MWC 2018: Connected IoT devices finally connect with consumers
After a slow start, it looks as if the Internet of Things is finally gaining momentum with major brands from Google and Samsung to LG and beyond out in force at this year’s Mobile World Congress.
After a slow start, it looks as if the Internet of Things is finally gaining momentum with major brands from Google and Samsung to LG and beyond out in force at this year’s Mobile World Congress. As well as a wealth of digital consumer solutions, the new breed of connected devices also offer incredible new sources of revenue and customer insights for businesses, but only if they have the systems in place to collect and analyze the data, and even then, only if those systems are compliant with the upcoming GDPR regulation.
According to the latest figures from the GSMA (the global mobile operators’ trade association) published at MWC, by 2025 there will be 25 billion devices connected to the web. What’s more, that figure does not include the 5.9 billion smartphones that will also be in constant use by the same date.
“We are at the dawn of a new era in mobile with the imminent launch of the first 5G networks and the Internet of Things poised to further transform the way we live and work,” said Mats Granryd, Director General of the GSMA.
The data deluge
International Data Corporation estimates that within the next decade, the average consumer will interact with a connected device of some form – and therefore generate data – once every 18 seconds. All of which will result in 1 trillion gigabytes of data being generated every year (ten times the total amount generated in 2016).
This is a massive opportunity for any consumer-facing brand to leverage insights to get closer to their customers, improve products and services, and enhance the customer journey.
Get ready for regulations
However, there is a catch. Companies will only be able to benefit from this data gold rush if they have the right systems in place, and if those systems are GDPR-ready.
The EU’s General Data Protection Regulation (GDPR) takes effect May 25th 2018, enforcing a number of data protection laws.
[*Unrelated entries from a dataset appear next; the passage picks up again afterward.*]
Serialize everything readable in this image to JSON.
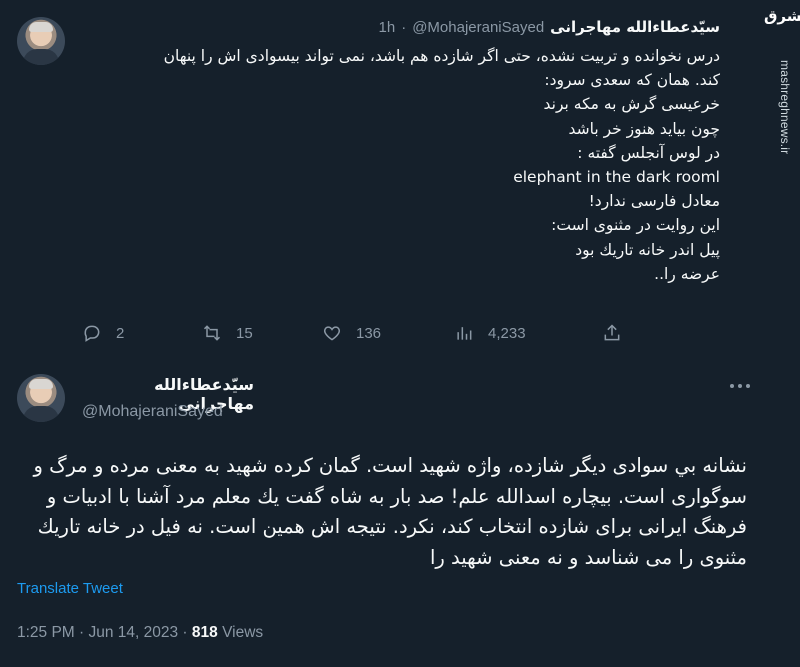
{
  "watermark": {
    "logo": "مشرق",
    "url": "mashreghnews.ir"
  },
  "tweet1": {
    "author_name": "سیّدعطاءالله مهاجرانی",
    "handle": "@MohajeraniSayed",
    "separator": "·",
    "time": "1h",
    "text": "درس نخوانده و تربیت نشده، حتی اگر شازده هم باشد، نمی تواند بیسوادی اش را پنهان\nکند. همان که سعدی  سرود:\nخرعیسی گرش به مکه برند\nچون بیاید هنوز  خر باشد\nدر  لوس آنجلس گفته :\nelephant in the  dark rooml\nمعادل فارسی ندارد!\nاین روایت در مثنوی است:\nپیل اندر خانه تاریك بود\nعرضه را..",
    "replies": "2",
    "retweets": "15",
    "likes": "136",
    "views": "4,233"
  },
  "tweet2": {
    "author_name": "سیّدعطاءالله مهاجرانی",
    "handle": "@MohajeraniSayed",
    "text": "نشانه بي سوادی دیگر شازده، واژه شهید است. گمان کرده شهید به معنی مرده و مرگ و سوگواری است. بیچاره  اسدالله علم! صد بار به شاه  گفت  یك معلم مرد آشنا با ادبیات و فرهنگ ایرانی برای شازده انتخاب کند، نکرد. نتیجه اش همین است. نه فیل در خانه تاریك مثنوی را می شناسد و نه معنی شهید را",
    "translate_label": "Translate Tweet",
    "timestamp": "1:25 PM · Jun 14, 2023 · ",
    "views_count": "818",
    "views_label": " Views"
  },
  "colors": {
    "background": "#15202b",
    "text": "#f7f9f9",
    "muted": "#8b98a5",
    "accent": "#1d9bf0"
  },
  "icons": [
    "reply-icon",
    "retweet-icon",
    "like-icon",
    "views-icon",
    "share-icon",
    "more-icon"
  ]
}
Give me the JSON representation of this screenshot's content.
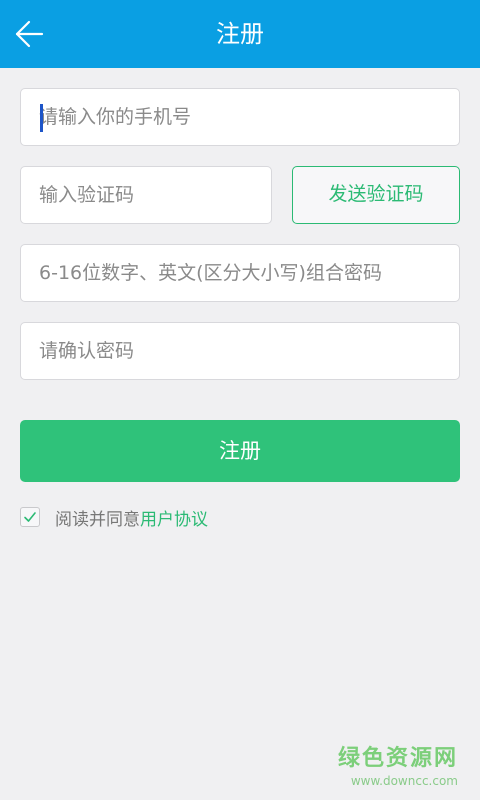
{
  "header": {
    "title": "注册",
    "back_icon": "arrow-left-icon"
  },
  "form": {
    "phone_placeholder": "请输入你的手机号",
    "code_placeholder": "输入验证码",
    "send_code_label": "发送验证码",
    "password_placeholder": "6-16位数字、英文(区分大小写)组合密码",
    "confirm_placeholder": "请确认密码",
    "register_label": "注册",
    "agree_text": "阅读并同意",
    "agreement_link": "用户协议",
    "agree_checked": true
  },
  "watermark": {
    "title": "绿色资源网",
    "url": "www.downcc.com"
  },
  "colors": {
    "header_bg": "#0a9fe3",
    "accent_green": "#2fc27a",
    "page_bg": "#f0f0f2"
  }
}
From that point, any company that conducts business with EU citizens, no matter where in the world it is headquartered, will have to robustly protect any personal data they collect and cede ultimate control of how it is used to the individual concerned.
A golden opportunity
Rather than panic, or view the GDRP as a means of stifling business, it should be viewed as a golden opportunity to build stronger relationships with more customers and to thoroughly secure and enhance data systems, to comply with the regulations and to be able to cope with the data deluge that will soon come when the IoT becomes the next big thing.
“Today, most companies don’t have the technical capacity to effectively handle the sheer volume of data that is set to grow exponentially in years to come,” explains Arnaud de Lacoste, Sitel Group CMO and co-founder. “Compliance with the law, covering not only citizen empowerment but also data security, presents an unprecedented opportunity to improve your brand image in the eyes of your customers.”
What’s more, as Mats Granryd points out, the GDPR is already having a knock-on effect around the world, with other countries and regions now examining their own data protection laws and looking at ways to bring them into line with what is happening in Europe: “To unleash the full power of intelligent connectivity we need a regulatory environment that is fit for the digital age.[One that includes] the application of same regulation for equivalent digital services and the ability to harmonize international privacy and data protection rules.”
In other words, the more countries that have similar standards, the more easily data can flow.
A clear business advantage
Giving consumers greater transparency and being straightforward in communicating how and why their data is used, will increase their loyalty. And studies bear this out.
While 55% of consumers have abandoned an online purchase over concerns about personal data (KPMG), Hub Institute research finds 91% of shoppers are more likely to use and to recommend a brand that is genuinely transparent. Likewise, two thirds of consumers claim they’ll more likely trust a company who explains its data processing policy in very clear, simple terms, while 74% say they would show more loyalty to a brand that explicitly commits to protecting their data.
“By making it easy for your customers to find out and understand how you process data and by making your use of this data transparent, you facilitate their online journey and improve the user experience,” explains Arnaud de Lacoste.
So don’t wait until May to start building a deeper connection with your customers.